Reviews - What do customers think about Introduction to Nuclear And Particle Physics: Solutions Manual for Second Edition of Text by Das and Ferbel?
Misleading Ad Apr 23, 2007
The ad conveniently hides the fact that this is a solutions manual for the author's text and does not link to the text book. What a rip off.
Weak on the standard model! May 16, 2000
I used this book for a 3rd year university course in subatomic physics. What I particularly liked was the two chapters on symmetries, which were thorough compared to what i have seen in comparable textbooks. I also found the chapters on nuclear physics quite good, as they gave a very compact presentation of the most important aspects of this subject. The weakest part of the book in my opinion is the chapter on the standard model.

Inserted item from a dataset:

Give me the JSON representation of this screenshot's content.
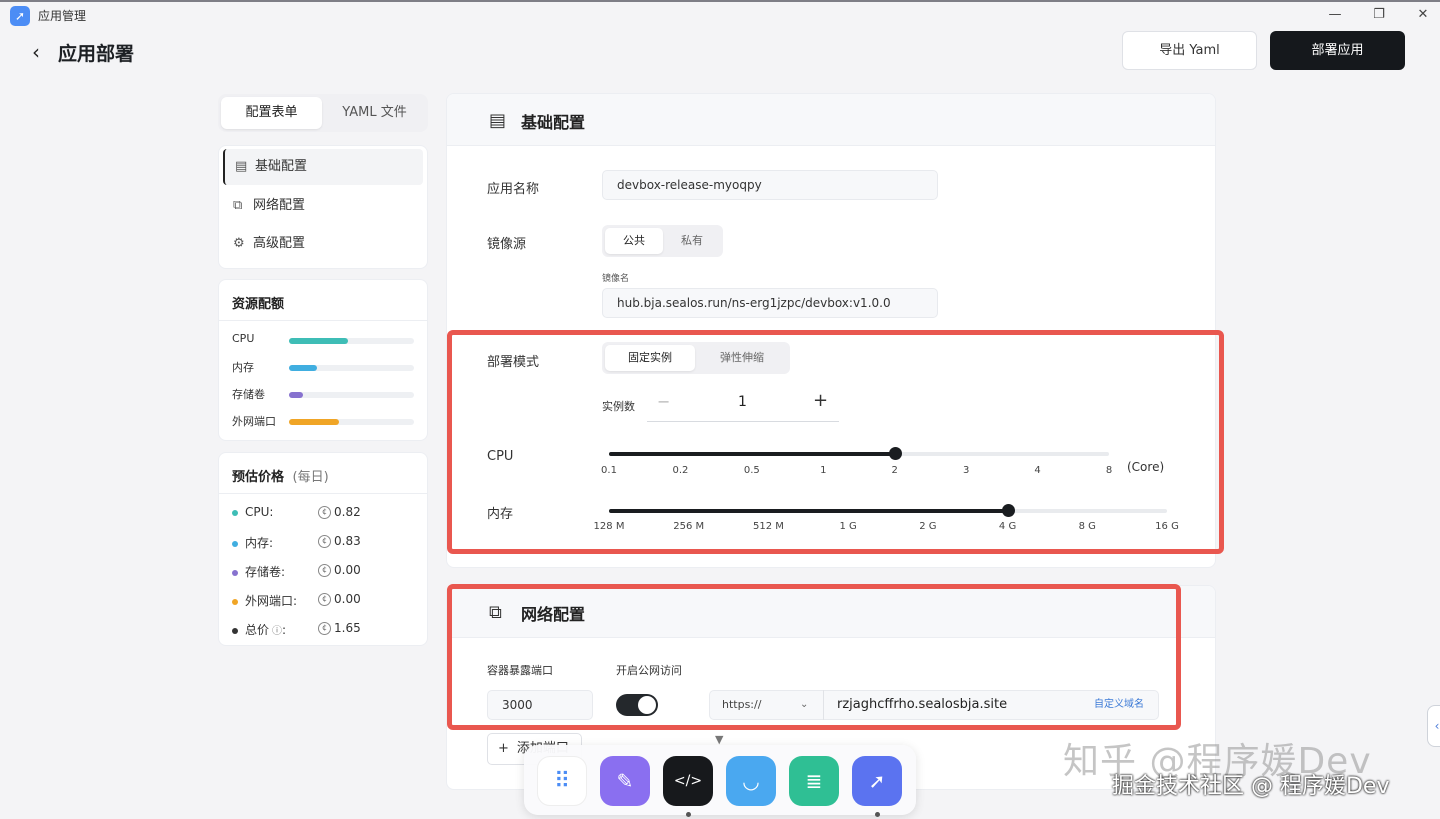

If you don't know math and quantum mechanics you shouldn't buy this book as it is somewhat mathematical in style and uses fewer words than many comparable textbooks. Readers who want a historical treatment of the subject matter should look elsewhere too, as this book tells little about the experiments that were instrumental in developing subatomic physics.